So what can we expect from future legislation in this area? Speaking to The College Tribune, Professor Bryan Fanning (UCD Migration and Social Policy) would anticipate “courts to specifically acknowledge racism and other hate motives in defining offences and imposing sentences” in any proposed bill. “Racist motives” must be “considered in prosecution and sentencing” by the Gardaí otherwise there exists “no incentive to record and investigate racism”. These reforms would necessitate “the setting out of sentencing policies by the Director of Public Prosecutions” which has “historically” been resistant to such measures. With these reforms noted, Professor Fanning observes that it “require[s] some fundamental changes that I fear would not be addressed in the kind of Hate Crime legislation that is proposed”. As distinct from legislation, Fanning adds that not enough is being done to “respond to the needs of victims of racism” and “unless agencies are clearly accountable to victims” then this neglect can “often lead to further trauma”.

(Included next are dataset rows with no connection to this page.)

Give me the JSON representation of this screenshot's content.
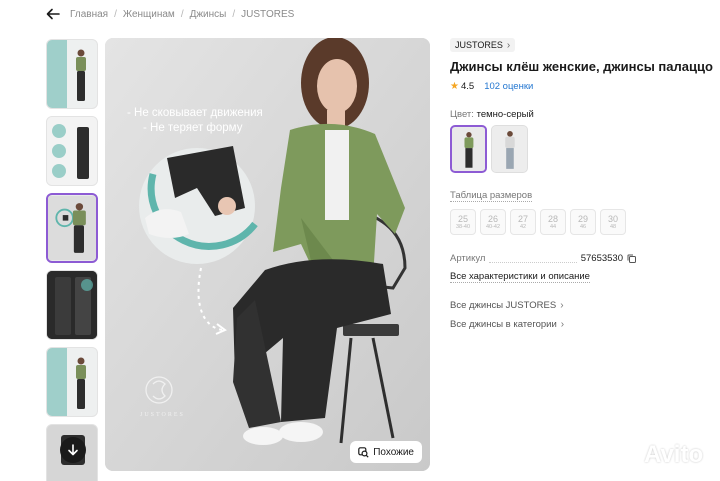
{
  "breadcrumbs": [
    "Главная",
    "Женщинам",
    "Джинсы",
    "JUSTORES"
  ],
  "gallery": {
    "overlay_lines": [
      "- Не сковывает движения",
      "- Не теряет форму"
    ],
    "similar_label": "Похожие",
    "watermark": "JUSTORES",
    "thumbnail_count": 6,
    "active_thumbnail": 3
  },
  "product": {
    "brand": "JUSTORES",
    "title": "Джинсы клёш женские, джинсы палаццо",
    "rating": "4.5",
    "reviews": "102 оценки",
    "color_label": "Цвет:",
    "color_value": "темно-серый",
    "size_table_label": "Таблица размеров",
    "sizes": [
      {
        "size": "25",
        "range": "38-40"
      },
      {
        "size": "26",
        "range": "40-42"
      },
      {
        "size": "27",
        "range": "42"
      },
      {
        "size": "28",
        "range": "44"
      },
      {
        "size": "29",
        "range": "46"
      },
      {
        "size": "30",
        "range": "48"
      }
    ],
    "article_label": "Артикул",
    "article_value": "57653530",
    "all_characteristics": "Все характеристики и описание",
    "all_brand_jeans": "Все джинсы JUSTORES",
    "all_category_jeans": "Все джинсы в категории"
  },
  "watermark_logo": "Avito",
  "colors": {
    "accent": "#8d5bd4",
    "link": "#2477d1",
    "star": "#f5a623",
    "teal": "#5fb5ac"
  }
}
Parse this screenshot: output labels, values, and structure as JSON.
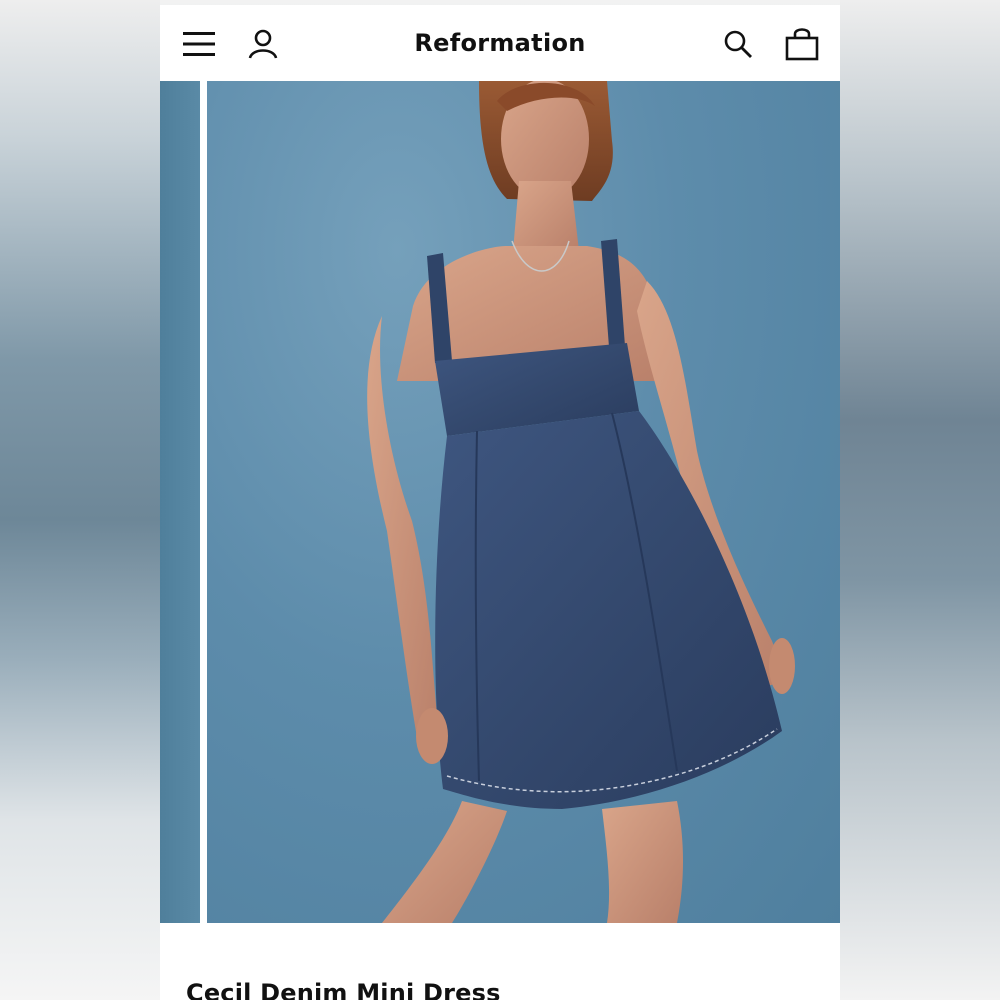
{
  "header": {
    "brand": "Reformation",
    "icons": [
      "menu-icon",
      "account-icon",
      "search-icon",
      "shopping-bag-icon"
    ]
  },
  "gallery": {
    "image_alt": "Model wearing a dark denim babydoll mini dress with square neckline and pleated skirt on a blue background"
  },
  "product": {
    "title": "Cecil Denim Mini Dress"
  },
  "colors": {
    "background": "#6a8fa8",
    "dress_denim": "#34496e",
    "header_text": "#111111"
  }
}
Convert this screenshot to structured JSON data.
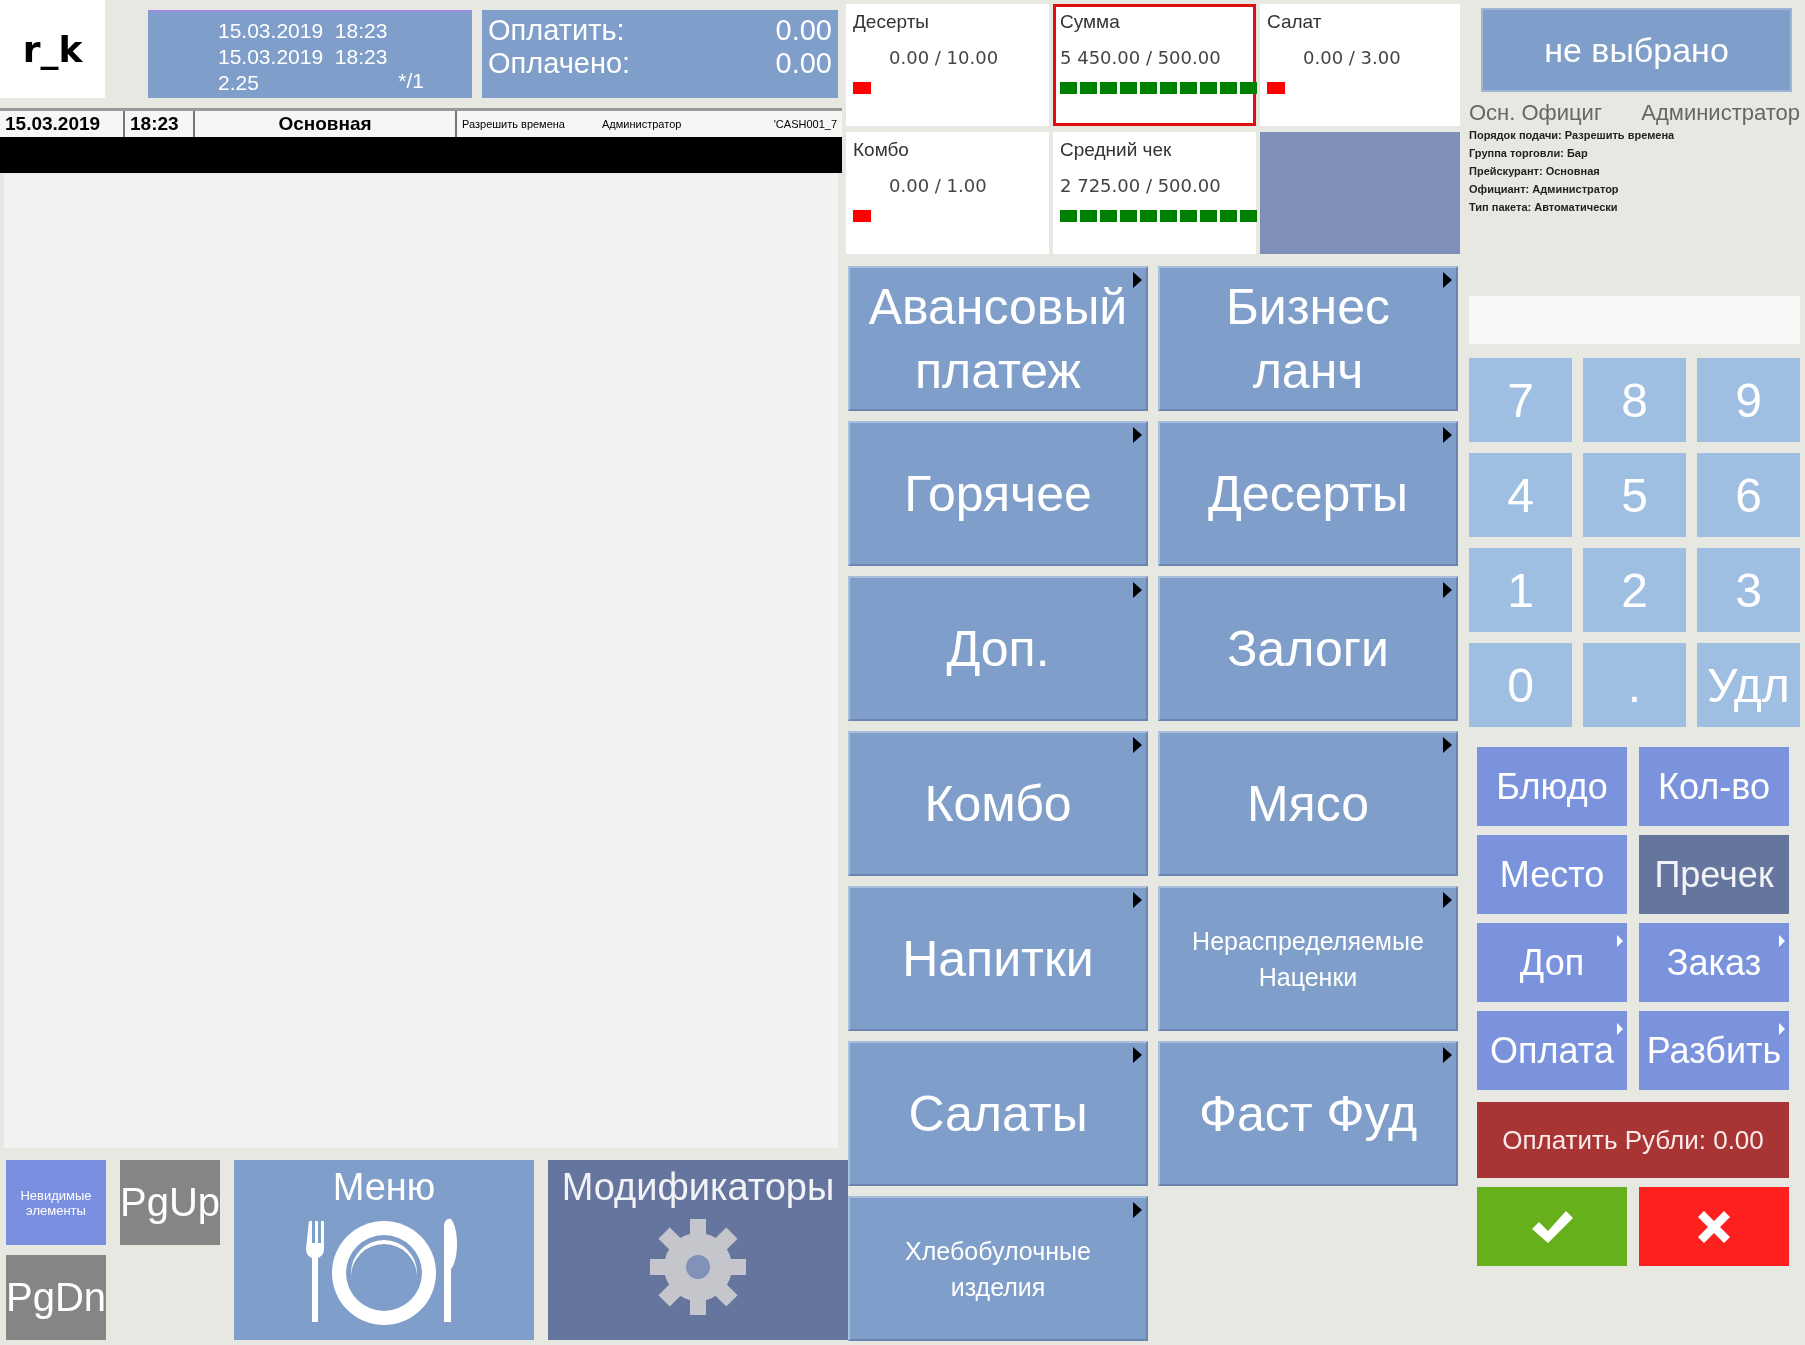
{
  "header": {
    "logo": "r_k",
    "order_times": [
      "15.03.2019  18:23",
      "15.03.2019  18:23"
    ],
    "guests": "2.25",
    "table": "*/1",
    "payment": [
      {
        "label": "Оплатить:",
        "value": "0.00"
      },
      {
        "label": "Оплачено:",
        "value": "0.00"
      }
    ]
  },
  "status_strip": {
    "date": "15.03.2019",
    "time": "18:23",
    "price_list": "Основная",
    "serving_order": "Разрешить времена",
    "waiter": "Администратор",
    "station": "'CASH001_7"
  },
  "kpis": [
    {
      "label": "Десерты",
      "value": "0.00 / 10.00",
      "level": 0,
      "selected": false
    },
    {
      "label": "Сумма",
      "value": "5 450.00 / 500.00",
      "level": 1,
      "selected": true
    },
    {
      "label": "Салат",
      "value": "0.00 / 3.00",
      "level": 0,
      "selected": false
    },
    {
      "label": "Комбо",
      "value": "0.00 / 1.00",
      "level": 0,
      "selected": false
    },
    {
      "label": "Средний чек",
      "value": "2 725.00 / 500.00",
      "level": 1,
      "selected": false
    }
  ],
  "categories": [
    {
      "label": "Авансовый платеж",
      "submenu": true
    },
    {
      "label": "Бизнес ланч",
      "submenu": true
    },
    {
      "label": "Горячее",
      "submenu": true
    },
    {
      "label": "Десерты",
      "submenu": true
    },
    {
      "label": "Доп.",
      "submenu": true
    },
    {
      "label": "Залоги",
      "submenu": true
    },
    {
      "label": "Комбо",
      "submenu": true
    },
    {
      "label": "Мясо",
      "submenu": true
    },
    {
      "label": "Напитки",
      "submenu": true
    },
    {
      "label": "Нераспределяемые Наценки",
      "submenu": true
    },
    {
      "label": "Салаты",
      "submenu": true
    },
    {
      "label": "Фаст Фуд",
      "submenu": true
    },
    {
      "label": "Хлебобулочные изделия",
      "submenu": true
    }
  ],
  "bottom": [
    {
      "kind": "hidden",
      "label": "Невидимые элементы",
      "disabled": false
    },
    {
      "kind": "pgup",
      "label": "PgUp",
      "disabled": false
    },
    {
      "kind": "pgdn",
      "label": "PgDn",
      "disabled": false
    },
    {
      "kind": "menu",
      "label": "Меню",
      "disabled": false
    },
    {
      "kind": "modifiers",
      "label": "Модификаторы",
      "disabled": true
    }
  ],
  "right": {
    "customer": "не выбрано",
    "waiter_short": "Осн. Официг",
    "waiter": "Администратор",
    "details": [
      "Порядок подачи: Разрешить времена",
      "Группа торговли: Бар",
      "Прейскурант: Основная",
      "Официант: Администратор",
      "Тип пакета: Автоматически"
    ]
  },
  "keypad": [
    "7",
    "8",
    "9",
    "4",
    "5",
    "6",
    "1",
    "2",
    "3",
    "0",
    ".",
    "Удл"
  ],
  "actions": [
    {
      "label": "Блюдо",
      "submenu": false,
      "disabled": false
    },
    {
      "label": "Кол-во",
      "submenu": false,
      "disabled": false
    },
    {
      "label": "Место",
      "submenu": false,
      "disabled": false
    },
    {
      "label": "Пречек",
      "submenu": false,
      "disabled": true
    },
    {
      "label": "Доп",
      "submenu": true,
      "disabled": false
    },
    {
      "label": "Заказ",
      "submenu": true,
      "disabled": false
    },
    {
      "label": "Оплата",
      "submenu": true,
      "disabled": false
    },
    {
      "label": "Разбить",
      "submenu": true,
      "disabled": false
    }
  ],
  "pay_button": {
    "label": "Оплатить Рубли: 0.00",
    "disabled": true
  }
}
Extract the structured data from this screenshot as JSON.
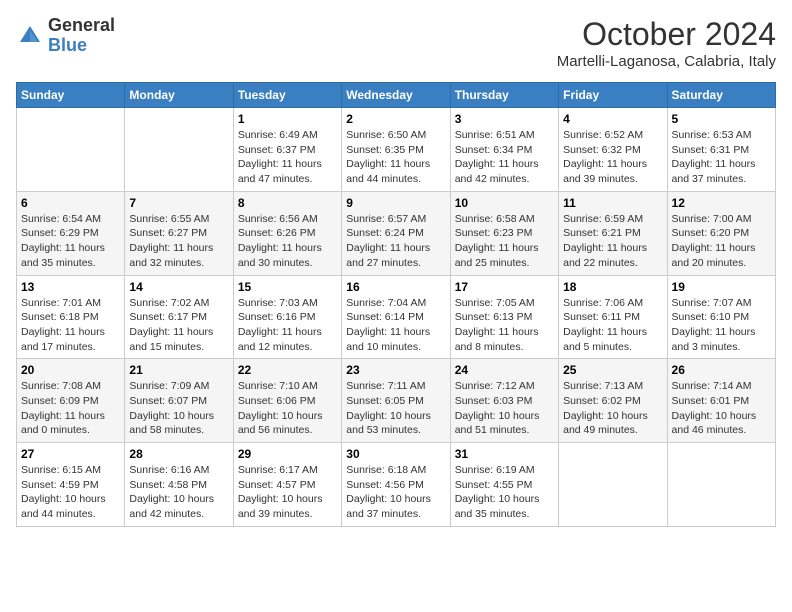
{
  "header": {
    "logo_general": "General",
    "logo_blue": "Blue",
    "month_title": "October 2024",
    "subtitle": "Martelli-Laganosa, Calabria, Italy"
  },
  "days_of_week": [
    "Sunday",
    "Monday",
    "Tuesday",
    "Wednesday",
    "Thursday",
    "Friday",
    "Saturday"
  ],
  "weeks": [
    [
      {
        "day": "",
        "info": ""
      },
      {
        "day": "",
        "info": ""
      },
      {
        "day": "1",
        "info": "Sunrise: 6:49 AM\nSunset: 6:37 PM\nDaylight: 11 hours and 47 minutes."
      },
      {
        "day": "2",
        "info": "Sunrise: 6:50 AM\nSunset: 6:35 PM\nDaylight: 11 hours and 44 minutes."
      },
      {
        "day": "3",
        "info": "Sunrise: 6:51 AM\nSunset: 6:34 PM\nDaylight: 11 hours and 42 minutes."
      },
      {
        "day": "4",
        "info": "Sunrise: 6:52 AM\nSunset: 6:32 PM\nDaylight: 11 hours and 39 minutes."
      },
      {
        "day": "5",
        "info": "Sunrise: 6:53 AM\nSunset: 6:31 PM\nDaylight: 11 hours and 37 minutes."
      }
    ],
    [
      {
        "day": "6",
        "info": "Sunrise: 6:54 AM\nSunset: 6:29 PM\nDaylight: 11 hours and 35 minutes."
      },
      {
        "day": "7",
        "info": "Sunrise: 6:55 AM\nSunset: 6:27 PM\nDaylight: 11 hours and 32 minutes."
      },
      {
        "day": "8",
        "info": "Sunrise: 6:56 AM\nSunset: 6:26 PM\nDaylight: 11 hours and 30 minutes."
      },
      {
        "day": "9",
        "info": "Sunrise: 6:57 AM\nSunset: 6:24 PM\nDaylight: 11 hours and 27 minutes."
      },
      {
        "day": "10",
        "info": "Sunrise: 6:58 AM\nSunset: 6:23 PM\nDaylight: 11 hours and 25 minutes."
      },
      {
        "day": "11",
        "info": "Sunrise: 6:59 AM\nSunset: 6:21 PM\nDaylight: 11 hours and 22 minutes."
      },
      {
        "day": "12",
        "info": "Sunrise: 7:00 AM\nSunset: 6:20 PM\nDaylight: 11 hours and 20 minutes."
      }
    ],
    [
      {
        "day": "13",
        "info": "Sunrise: 7:01 AM\nSunset: 6:18 PM\nDaylight: 11 hours and 17 minutes."
      },
      {
        "day": "14",
        "info": "Sunrise: 7:02 AM\nSunset: 6:17 PM\nDaylight: 11 hours and 15 minutes."
      },
      {
        "day": "15",
        "info": "Sunrise: 7:03 AM\nSunset: 6:16 PM\nDaylight: 11 hours and 12 minutes."
      },
      {
        "day": "16",
        "info": "Sunrise: 7:04 AM\nSunset: 6:14 PM\nDaylight: 11 hours and 10 minutes."
      },
      {
        "day": "17",
        "info": "Sunrise: 7:05 AM\nSunset: 6:13 PM\nDaylight: 11 hours and 8 minutes."
      },
      {
        "day": "18",
        "info": "Sunrise: 7:06 AM\nSunset: 6:11 PM\nDaylight: 11 hours and 5 minutes."
      },
      {
        "day": "19",
        "info": "Sunrise: 7:07 AM\nSunset: 6:10 PM\nDaylight: 11 hours and 3 minutes."
      }
    ],
    [
      {
        "day": "20",
        "info": "Sunrise: 7:08 AM\nSunset: 6:09 PM\nDaylight: 11 hours and 0 minutes."
      },
      {
        "day": "21",
        "info": "Sunrise: 7:09 AM\nSunset: 6:07 PM\nDaylight: 10 hours and 58 minutes."
      },
      {
        "day": "22",
        "info": "Sunrise: 7:10 AM\nSunset: 6:06 PM\nDaylight: 10 hours and 56 minutes."
      },
      {
        "day": "23",
        "info": "Sunrise: 7:11 AM\nSunset: 6:05 PM\nDaylight: 10 hours and 53 minutes."
      },
      {
        "day": "24",
        "info": "Sunrise: 7:12 AM\nSunset: 6:03 PM\nDaylight: 10 hours and 51 minutes."
      },
      {
        "day": "25",
        "info": "Sunrise: 7:13 AM\nSunset: 6:02 PM\nDaylight: 10 hours and 49 minutes."
      },
      {
        "day": "26",
        "info": "Sunrise: 7:14 AM\nSunset: 6:01 PM\nDaylight: 10 hours and 46 minutes."
      }
    ],
    [
      {
        "day": "27",
        "info": "Sunrise: 6:15 AM\nSunset: 4:59 PM\nDaylight: 10 hours and 44 minutes."
      },
      {
        "day": "28",
        "info": "Sunrise: 6:16 AM\nSunset: 4:58 PM\nDaylight: 10 hours and 42 minutes."
      },
      {
        "day": "29",
        "info": "Sunrise: 6:17 AM\nSunset: 4:57 PM\nDaylight: 10 hours and 39 minutes."
      },
      {
        "day": "30",
        "info": "Sunrise: 6:18 AM\nSunset: 4:56 PM\nDaylight: 10 hours and 37 minutes."
      },
      {
        "day": "31",
        "info": "Sunrise: 6:19 AM\nSunset: 4:55 PM\nDaylight: 10 hours and 35 minutes."
      },
      {
        "day": "",
        "info": ""
      },
      {
        "day": "",
        "info": ""
      }
    ]
  ]
}
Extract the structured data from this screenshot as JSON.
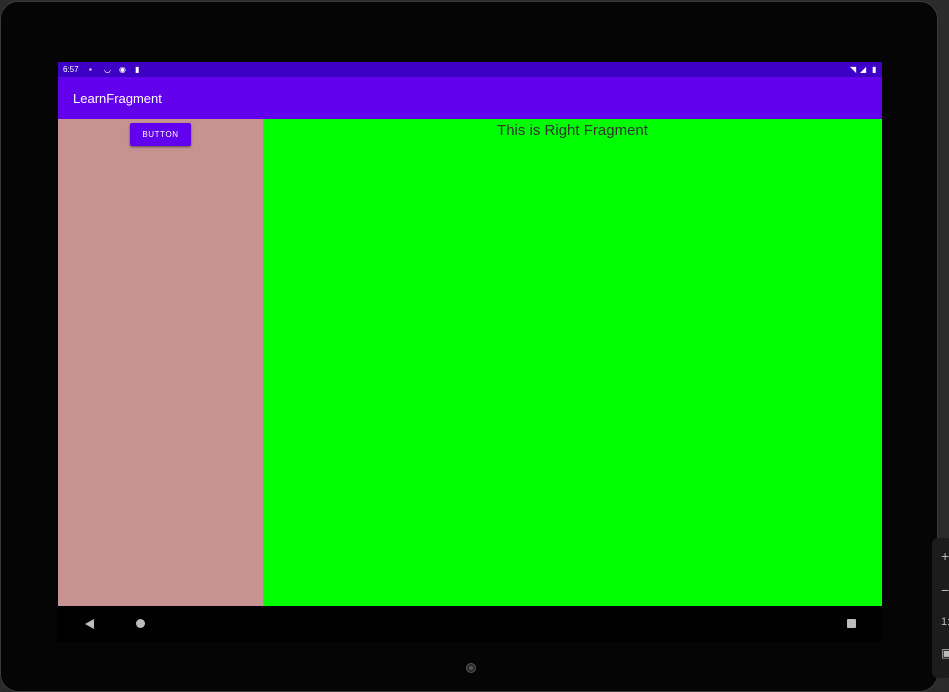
{
  "status_bar": {
    "time": "6:57",
    "left_icons": [
      "notification-icon",
      "wifi-signal-icon",
      "sync-icon",
      "sd-card-icon"
    ],
    "right_icons": [
      "wifi-icon",
      "cell-signal-icon",
      "battery-icon"
    ]
  },
  "app_bar": {
    "title": "LearnFragment"
  },
  "left_fragment": {
    "button_label": "BUTTON",
    "background": "#c69292"
  },
  "right_fragment": {
    "text": "This is Right Fragment",
    "background": "#00ff00"
  },
  "colors": {
    "primary": "#6200ee",
    "primary_dark": "#3d00c4"
  },
  "emulator_controls": {
    "plus": "+",
    "minus": "−",
    "partial": "1:"
  }
}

At a student level, UCD commits to upholding “the dignity and respect of the individual” and support their right “to study and/or work in an environment which is free from discrimination” under its Dignity and Respect Policy. Pursuant to the Policy, bullying, sexual harassment and other forms of harassment are prohibited and complaints processed under its accompanying Dignity and Respect Procedure. “Other harassment” is the operative word here as it applies to any “unwanted conduct” that is discriminatory, including “one-off incident[s]”, pertaining to gender/gender identity, race, sexual orientation and more. Where a complaint is upheld against a student, then Student Code penalties are administered which at its severest can result in “expulsion from the university”.
Rowan Kelleher – Reporter